While beauty is a subjective concept, evolutionarily, we remain slaves to the biology of our ancestors. Those that had the most adaptable characteristics survived more and, therefore, reproduced more, lasting these traits of success in their offspring.
This scheme, which is the basis of the theory of Darwinian evolution, sometimes encounters pitfalls. A surprise that we did not expect is the conclusion reached by a study prepared by the Institute of Neuroscience and Psychology of the University of Galsgow, which states that, precisely, the most masculine features are not the ones that attract women the most. At least, for a long-term relationship.
Although we may think that typically masculine features, with a prominent jaw, marked superciliary arch and protruding cheekbones, are the most attractive, the fact is that the softer and softer profiles are more attractive for women when choosing a partner with the one to commit.
The primary objective of the study was to analyze how sex hormones influence women’s preferences for the faces of men. So far, it is the largest study that has dealt with this issue, collecting 50 photos of young Caucasian men. During the experiment, the scientists produced two versions of each of these photographs: one adjusting the most typically feminine traits and the other, accentuating typical masculine traits.

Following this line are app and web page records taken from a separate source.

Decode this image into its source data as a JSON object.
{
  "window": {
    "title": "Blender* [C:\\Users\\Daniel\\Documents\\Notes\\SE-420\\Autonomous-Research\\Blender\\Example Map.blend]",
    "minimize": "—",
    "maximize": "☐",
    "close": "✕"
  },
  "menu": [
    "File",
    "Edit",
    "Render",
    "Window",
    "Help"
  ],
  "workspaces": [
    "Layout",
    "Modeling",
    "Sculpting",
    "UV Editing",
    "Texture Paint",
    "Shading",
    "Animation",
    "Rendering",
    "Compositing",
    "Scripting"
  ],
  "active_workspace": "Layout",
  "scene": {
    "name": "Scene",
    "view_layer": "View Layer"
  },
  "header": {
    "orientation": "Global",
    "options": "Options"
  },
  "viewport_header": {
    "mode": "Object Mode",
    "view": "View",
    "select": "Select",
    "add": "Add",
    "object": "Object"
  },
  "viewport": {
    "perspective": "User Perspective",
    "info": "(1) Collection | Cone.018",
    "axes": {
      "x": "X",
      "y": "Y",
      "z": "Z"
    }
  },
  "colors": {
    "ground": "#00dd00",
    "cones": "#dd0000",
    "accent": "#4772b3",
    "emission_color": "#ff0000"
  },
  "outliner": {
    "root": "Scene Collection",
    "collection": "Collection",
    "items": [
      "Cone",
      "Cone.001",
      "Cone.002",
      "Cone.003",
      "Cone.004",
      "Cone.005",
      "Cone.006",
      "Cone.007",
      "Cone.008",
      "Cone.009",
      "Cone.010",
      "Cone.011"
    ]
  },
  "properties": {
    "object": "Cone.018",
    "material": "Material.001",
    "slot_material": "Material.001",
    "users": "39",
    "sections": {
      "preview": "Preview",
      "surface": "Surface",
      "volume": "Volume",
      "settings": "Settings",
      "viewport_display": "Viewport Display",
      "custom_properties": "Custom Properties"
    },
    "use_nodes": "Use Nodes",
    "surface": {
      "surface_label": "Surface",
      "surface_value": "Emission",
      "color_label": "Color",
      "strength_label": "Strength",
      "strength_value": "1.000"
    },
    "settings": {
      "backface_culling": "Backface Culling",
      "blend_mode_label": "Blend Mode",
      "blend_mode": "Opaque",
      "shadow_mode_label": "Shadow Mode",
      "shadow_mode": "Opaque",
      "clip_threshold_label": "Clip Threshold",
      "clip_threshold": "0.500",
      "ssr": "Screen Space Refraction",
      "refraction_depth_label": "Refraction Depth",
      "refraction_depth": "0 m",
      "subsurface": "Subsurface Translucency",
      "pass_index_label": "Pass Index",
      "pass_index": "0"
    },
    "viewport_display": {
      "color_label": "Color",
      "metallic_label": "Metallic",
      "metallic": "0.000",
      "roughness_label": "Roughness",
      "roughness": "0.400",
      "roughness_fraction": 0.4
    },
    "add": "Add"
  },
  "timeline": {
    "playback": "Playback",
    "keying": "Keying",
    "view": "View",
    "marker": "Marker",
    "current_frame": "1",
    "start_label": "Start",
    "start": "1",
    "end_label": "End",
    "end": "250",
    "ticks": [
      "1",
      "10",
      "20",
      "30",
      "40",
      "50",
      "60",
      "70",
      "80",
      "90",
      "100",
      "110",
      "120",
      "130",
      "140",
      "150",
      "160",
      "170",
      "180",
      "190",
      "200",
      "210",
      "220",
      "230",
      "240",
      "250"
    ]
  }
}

The scientists asked nearly 600 heterosexual women to look at these photos and rate the attractiveness of men for two types of relationships: an adventure and a long-term relationship. The women also provided saliva samples, which the researchers analyzed to detect sex hormones such as estradiol and testosterone.
In the test of attractiveness for a long-term relationship, women were told the following: “You are looking for the kind of man that would be attractive for a long-term relationship, for example, someone to move with, a partner with the one to live, and someone with whom, in a given moment, to marry or to commit”.
At the same time, in the test of attractiveness for a short-term relationship, the women had the following instructions: “You are looking for the kind of attractive man for a sexual adventure, which may not last very long. Limited time or a single night”.
Surprisingly, the traits evaluated as more attractive for long-term relationships were the most feminine; instead, the typically male ones were mostly chosen for a sporadic adventure.
In addition, hormone levels were not significantly related to women’s preference for manly faces for a long-term relationship.
The researchers also found no evidence that women who use the contraceptive pill prefer more feminine faces, as had been suggested at the beginning of the study.
The research can be read in a publication prior to the official publication, in the absence of peer review, a step before publication in a scientific journal.
Reproduction, yes. Attachment, no.
Women did prefer typically male faces, but only for a sexual adventure or short-term relationship.
This could be because manly features, such as a large jaw and protruding cheekbones, indicate good hereditary characteristics, such as a strong immune system. Desirable characteristics for sexual reproduction, although not so much to establish an attachment relationship with which to raise possible offspring.
What’s more, typically male traits have been linked to people who are less willing to invest time in personal relationships, as scientists claim.